|In the Patan Durbar|
Here you can get some nice views of the exterior and the interior of the Patan Museum. Go here to see some eye-popping items from the museum's collection, and don't forget to try out the links at the bottom of the page.
Jonathan Silk, Garlanding as Sexual Invitation: Indian Buddhist Evidence, Indo-Iranian Journal, vol. 50 (2007), pp. 5-10. Perhaps you can get a PDF of it for free download if you belong to a subscribing institution... Here is the opening line for a teaser: “In Ancient India, the act of garlanding may indicate a sexual invitation, especially if the offering is from a woman to a man...”
Here’s the Rati-lila book by Tucci, as listed in WorldCat, if you want to check and make sure if your library will let you check it out or not. You can read it in German, French and Italian (not to mention Croatian). I doubt you’ll be looking at the words all that much, I really do.
° || ° || ° || ° || ° || °
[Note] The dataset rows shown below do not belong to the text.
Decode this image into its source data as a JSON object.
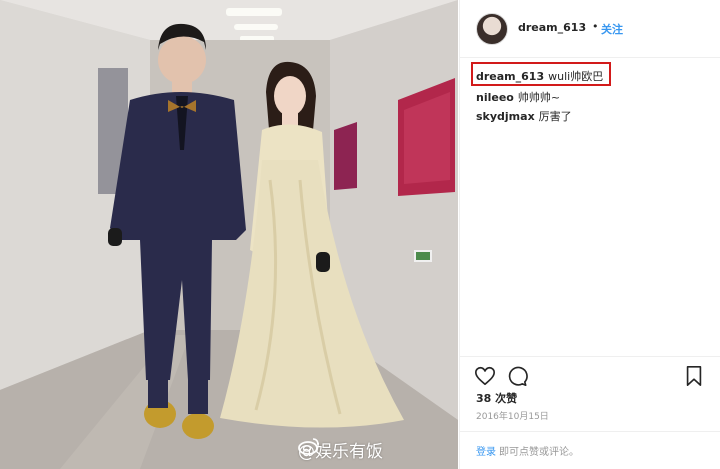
{
  "post": {
    "username": "dream_613",
    "separator": "•",
    "follow_label": "关注"
  },
  "comments": [
    {
      "user": "dream_613",
      "text": "wuli帅欧巴"
    },
    {
      "user": "nileeo",
      "text": "帅帅帅~"
    },
    {
      "user": "skydjmax",
      "text": "厉害了"
    }
  ],
  "actions": {
    "like_icon": "heart-icon",
    "comment_icon": "comment-icon",
    "save_icon": "bookmark-icon",
    "likes_text": "38 次赞",
    "date_text": "2016年10月15日"
  },
  "footer": {
    "login_label": "登录",
    "login_suffix": "即可点赞或评论。"
  },
  "watermark": {
    "text": "@娱乐有饭",
    "icon": "weibo-icon"
  },
  "colors": {
    "accent": "#3897f0",
    "highlight_box": "#d21a1a"
  }
}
Note on the names of the cities: Tibetans call Lalitpur (or Patan) by the name Ye-rang, which must connect somehow to the Newar name for the place, which is Yala. Kathmandu Tibetans know as Yam-bu, while Newars call it Yen. Some say Kho-bom is a name for Kathmandu, but I think there has been some confusion with Kho-bom/Kho-khom, which is definitely a Tibetan name for Bhaktapur (or Bhatgaon, the third historically royal city of the Nepal Valley). Newars know Bhaktapur as Khwopa. Tibetans have Bal-yul as their name for Nepal. I'm not sure what the explanation for this ought to be, but I imagine that the Tibetan Bal was drawn from the pal in Nepal (?).